At a Glance

A small, dark seabird, nesting on islands along the Pacific Coast from Alaska to Mexico. Sociable at all seasons, feeding in flocks at sea and nesting in large colonies. Its small size makes it vulnerable to predators, so it visits its nesting colonies mainly under the protection of darkness. A Cassin's Auklet colony at night may resound with the squealing and peeping of the birds in their burrows.
Auks, Murres, Puffins, Upright-perching Water Birds
Near Threatened
Coasts and Shorelines, Open Ocean
Alaska and The North, California, Northwest
Direct Flight, Rapid Wingbeats

Range & Identification

Migration & Range Maps

Northern birds apparently move south in winter, but details not well known. Southern breeders may remain close to colony site all year.


8-9" (20-23 cm). Small, compact, and dark. Pale spots above and below eye and on base of bill, visible at close range. Whitish belly is visible only in flight. Flying birds look stubby and dingy, with fast fluttery wingbeats. All of the murrelets look stronger in flight.
About the size of a Crow, About the size of a Robin
Brown, Gray, White
Wing Shape
Pointed, Short
Tail Shape

Songs and Calls

Weak croaking calls given at night.
Call Pattern
Flat, Undulating
Call Type


Ocean; colonizes sea islands. May use any kind of island for nesting (barren or forested, steep or level) as long as no predatory mammals are present. Otherwise at sea, often near nesting islands or in upwellings over continental shelf, but also far out over deep water.



One. Creamy white, sometimes becoming nest-stained. Incubation is by both sexes, usually 38-39 days, sometimes as long as 57 days.


Both parents visit at night to feed young by regurgitation. Young bird nibbles at white spot on parent's bill to elicit feeding. At 41-50 days after hatching, young make first flight and go to water, able to swim and dive immediately. Usually 1 brood per year, sometimes 2.

Feeding Behavior

Forages while swimming underwater. May feed by day or night. Can dive to more than 120' below surface.


Mostly small crustaceans. Diet in breeding season includes euphausiid shrimp, amphipods, copepods, some small fish and squid; diet at other seasons not well known.


Usually first breeds at age 3 years, sometimes earlier. Pairs usually form in late winter. Courtship displays include mutual bowing and head-bobbing, moving head from side to side, touching bills. Nest site is in burrow excavated in soil or in natural crevice, sometimes under debris or driftwood. Both members of pair take part in excavating burrow. Little or no nest material added. Nest re-used in following years by same pair.

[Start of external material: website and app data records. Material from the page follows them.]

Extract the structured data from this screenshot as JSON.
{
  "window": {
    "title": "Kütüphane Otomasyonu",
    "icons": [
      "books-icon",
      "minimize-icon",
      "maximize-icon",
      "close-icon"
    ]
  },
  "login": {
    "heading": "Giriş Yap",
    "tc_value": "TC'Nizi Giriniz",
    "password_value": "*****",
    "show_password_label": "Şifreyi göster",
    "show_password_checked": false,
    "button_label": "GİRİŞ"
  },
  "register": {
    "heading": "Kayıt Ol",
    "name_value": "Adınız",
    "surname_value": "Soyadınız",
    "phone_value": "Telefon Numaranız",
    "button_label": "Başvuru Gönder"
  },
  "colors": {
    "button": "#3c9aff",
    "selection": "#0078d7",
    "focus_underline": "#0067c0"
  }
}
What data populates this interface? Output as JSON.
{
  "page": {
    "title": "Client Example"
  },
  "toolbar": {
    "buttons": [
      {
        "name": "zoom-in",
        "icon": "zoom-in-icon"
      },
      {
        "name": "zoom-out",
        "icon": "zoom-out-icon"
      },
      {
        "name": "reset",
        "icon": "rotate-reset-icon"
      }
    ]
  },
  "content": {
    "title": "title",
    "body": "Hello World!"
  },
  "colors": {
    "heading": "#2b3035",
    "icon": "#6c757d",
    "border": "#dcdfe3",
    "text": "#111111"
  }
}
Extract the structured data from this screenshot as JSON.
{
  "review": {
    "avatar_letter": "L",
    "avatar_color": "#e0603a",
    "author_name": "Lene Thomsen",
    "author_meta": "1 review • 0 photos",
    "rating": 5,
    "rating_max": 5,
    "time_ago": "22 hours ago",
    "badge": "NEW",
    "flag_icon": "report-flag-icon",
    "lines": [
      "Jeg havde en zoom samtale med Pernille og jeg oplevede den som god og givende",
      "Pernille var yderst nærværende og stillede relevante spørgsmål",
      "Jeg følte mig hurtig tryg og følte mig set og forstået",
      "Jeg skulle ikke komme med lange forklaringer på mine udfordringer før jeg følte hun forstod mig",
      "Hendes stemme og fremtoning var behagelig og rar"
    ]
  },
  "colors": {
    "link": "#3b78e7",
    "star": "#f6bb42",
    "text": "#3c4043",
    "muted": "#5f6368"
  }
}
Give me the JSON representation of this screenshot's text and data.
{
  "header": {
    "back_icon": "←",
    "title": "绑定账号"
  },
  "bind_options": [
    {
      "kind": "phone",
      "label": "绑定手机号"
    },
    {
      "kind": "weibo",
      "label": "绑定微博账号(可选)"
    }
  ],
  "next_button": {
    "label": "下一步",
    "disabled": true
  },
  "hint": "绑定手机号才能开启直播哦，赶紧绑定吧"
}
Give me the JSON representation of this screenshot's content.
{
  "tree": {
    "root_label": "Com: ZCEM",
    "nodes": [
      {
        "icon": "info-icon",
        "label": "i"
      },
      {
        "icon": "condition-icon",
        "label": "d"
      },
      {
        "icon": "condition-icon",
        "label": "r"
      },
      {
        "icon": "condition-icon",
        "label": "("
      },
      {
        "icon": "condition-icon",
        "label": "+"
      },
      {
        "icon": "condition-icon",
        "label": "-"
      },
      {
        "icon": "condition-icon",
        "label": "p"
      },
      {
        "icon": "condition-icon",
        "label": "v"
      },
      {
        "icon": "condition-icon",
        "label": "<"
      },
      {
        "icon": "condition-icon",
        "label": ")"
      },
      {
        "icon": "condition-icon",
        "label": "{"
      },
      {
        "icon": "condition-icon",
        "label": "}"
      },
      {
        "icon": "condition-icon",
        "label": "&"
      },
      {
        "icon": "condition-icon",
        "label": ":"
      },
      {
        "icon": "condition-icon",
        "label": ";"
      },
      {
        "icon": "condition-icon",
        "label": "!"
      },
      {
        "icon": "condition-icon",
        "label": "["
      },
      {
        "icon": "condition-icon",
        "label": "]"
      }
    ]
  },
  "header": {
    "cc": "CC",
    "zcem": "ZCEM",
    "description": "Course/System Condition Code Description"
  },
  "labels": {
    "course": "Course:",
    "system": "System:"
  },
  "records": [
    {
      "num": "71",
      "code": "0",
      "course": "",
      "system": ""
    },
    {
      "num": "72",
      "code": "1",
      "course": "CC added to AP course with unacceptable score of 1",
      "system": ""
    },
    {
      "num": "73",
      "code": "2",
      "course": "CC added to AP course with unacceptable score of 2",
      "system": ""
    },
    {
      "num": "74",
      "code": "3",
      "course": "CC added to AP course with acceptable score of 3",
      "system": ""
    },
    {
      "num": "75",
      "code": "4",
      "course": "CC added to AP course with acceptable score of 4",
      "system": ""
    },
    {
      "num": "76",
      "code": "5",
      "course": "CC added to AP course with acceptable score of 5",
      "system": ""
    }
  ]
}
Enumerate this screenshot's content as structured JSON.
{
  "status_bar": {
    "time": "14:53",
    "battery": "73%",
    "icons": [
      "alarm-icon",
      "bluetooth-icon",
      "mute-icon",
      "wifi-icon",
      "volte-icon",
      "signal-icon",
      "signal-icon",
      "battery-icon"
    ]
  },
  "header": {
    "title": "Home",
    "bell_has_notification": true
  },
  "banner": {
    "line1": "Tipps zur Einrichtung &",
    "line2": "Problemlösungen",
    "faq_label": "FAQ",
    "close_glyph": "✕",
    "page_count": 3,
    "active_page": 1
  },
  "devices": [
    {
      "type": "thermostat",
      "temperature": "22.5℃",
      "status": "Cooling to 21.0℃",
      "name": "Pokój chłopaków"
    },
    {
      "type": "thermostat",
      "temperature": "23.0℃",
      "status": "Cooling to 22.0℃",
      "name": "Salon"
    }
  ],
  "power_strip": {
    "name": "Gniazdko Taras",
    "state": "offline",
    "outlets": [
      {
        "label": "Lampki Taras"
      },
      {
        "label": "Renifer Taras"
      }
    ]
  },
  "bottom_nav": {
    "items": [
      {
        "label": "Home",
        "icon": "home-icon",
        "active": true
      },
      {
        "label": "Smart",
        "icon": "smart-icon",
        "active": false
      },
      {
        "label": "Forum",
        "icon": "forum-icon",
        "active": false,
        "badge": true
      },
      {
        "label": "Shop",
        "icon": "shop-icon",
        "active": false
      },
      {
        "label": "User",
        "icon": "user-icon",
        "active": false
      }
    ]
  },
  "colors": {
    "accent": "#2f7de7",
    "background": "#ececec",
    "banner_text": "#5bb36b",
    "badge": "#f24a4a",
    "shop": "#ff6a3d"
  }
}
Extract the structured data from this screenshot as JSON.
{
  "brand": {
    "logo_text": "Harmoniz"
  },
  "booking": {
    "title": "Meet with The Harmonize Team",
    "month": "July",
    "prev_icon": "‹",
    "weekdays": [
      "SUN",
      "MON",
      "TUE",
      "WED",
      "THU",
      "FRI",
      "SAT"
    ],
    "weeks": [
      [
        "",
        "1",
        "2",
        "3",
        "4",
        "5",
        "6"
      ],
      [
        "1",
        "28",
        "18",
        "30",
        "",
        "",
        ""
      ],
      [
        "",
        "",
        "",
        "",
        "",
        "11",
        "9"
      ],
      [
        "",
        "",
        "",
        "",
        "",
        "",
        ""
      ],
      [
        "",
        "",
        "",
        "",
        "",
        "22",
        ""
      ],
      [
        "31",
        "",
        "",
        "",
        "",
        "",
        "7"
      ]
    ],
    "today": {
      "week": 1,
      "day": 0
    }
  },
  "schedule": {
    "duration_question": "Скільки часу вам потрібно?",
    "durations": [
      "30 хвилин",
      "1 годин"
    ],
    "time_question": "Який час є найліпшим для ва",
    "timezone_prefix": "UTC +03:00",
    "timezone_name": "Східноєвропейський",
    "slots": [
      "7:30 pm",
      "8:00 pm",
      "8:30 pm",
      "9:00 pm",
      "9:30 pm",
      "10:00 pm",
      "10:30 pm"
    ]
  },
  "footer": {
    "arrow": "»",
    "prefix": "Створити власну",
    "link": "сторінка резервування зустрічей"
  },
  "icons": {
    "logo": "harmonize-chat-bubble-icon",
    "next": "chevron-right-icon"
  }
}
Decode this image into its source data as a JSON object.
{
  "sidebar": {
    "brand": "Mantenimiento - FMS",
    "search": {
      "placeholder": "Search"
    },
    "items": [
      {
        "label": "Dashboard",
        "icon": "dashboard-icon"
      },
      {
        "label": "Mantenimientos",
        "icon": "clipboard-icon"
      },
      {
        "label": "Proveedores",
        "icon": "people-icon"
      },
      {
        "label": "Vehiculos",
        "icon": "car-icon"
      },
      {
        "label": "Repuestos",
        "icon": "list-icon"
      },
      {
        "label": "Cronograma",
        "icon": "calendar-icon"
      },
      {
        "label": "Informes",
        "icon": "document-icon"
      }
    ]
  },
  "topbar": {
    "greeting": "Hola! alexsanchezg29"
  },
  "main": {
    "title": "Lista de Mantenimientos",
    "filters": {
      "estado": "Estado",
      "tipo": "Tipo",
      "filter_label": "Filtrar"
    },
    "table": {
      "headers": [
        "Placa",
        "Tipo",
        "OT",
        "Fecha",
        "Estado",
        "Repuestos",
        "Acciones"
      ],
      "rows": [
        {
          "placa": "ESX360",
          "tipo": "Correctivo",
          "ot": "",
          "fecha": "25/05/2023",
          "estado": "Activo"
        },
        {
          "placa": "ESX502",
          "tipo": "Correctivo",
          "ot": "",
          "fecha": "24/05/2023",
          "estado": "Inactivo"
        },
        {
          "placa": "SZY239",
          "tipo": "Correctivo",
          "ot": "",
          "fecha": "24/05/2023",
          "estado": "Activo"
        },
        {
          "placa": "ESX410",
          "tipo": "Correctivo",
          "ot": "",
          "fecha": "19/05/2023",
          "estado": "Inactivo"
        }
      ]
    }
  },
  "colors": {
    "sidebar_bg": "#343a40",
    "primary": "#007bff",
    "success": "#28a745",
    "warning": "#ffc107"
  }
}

Climate Vulnerability

Conservation Status

Still abundant in parts of range (especially islands off British Columbia), but has disappeared from many former breeding islands in Alaska and elsewhere because of introduction of foxes or other predators. Vulnerable to disturbance on nesting islands, and to oil spills and other pollution at sea.

Climate Map

Audubon’s scientists have used 140 million bird observations and sophisticated climate models to project how climate change will affect the range of the Cassin's Auklet. Learn even more in our Audubon’s Survival By Degrees project.

Climate Threats Facing the Cassin's Auklet

Choose a temperature scenario below to see which threats will affect this species as warming increases. The same climate change-driven threats that put birds at risk will affect other wildlife and people, too.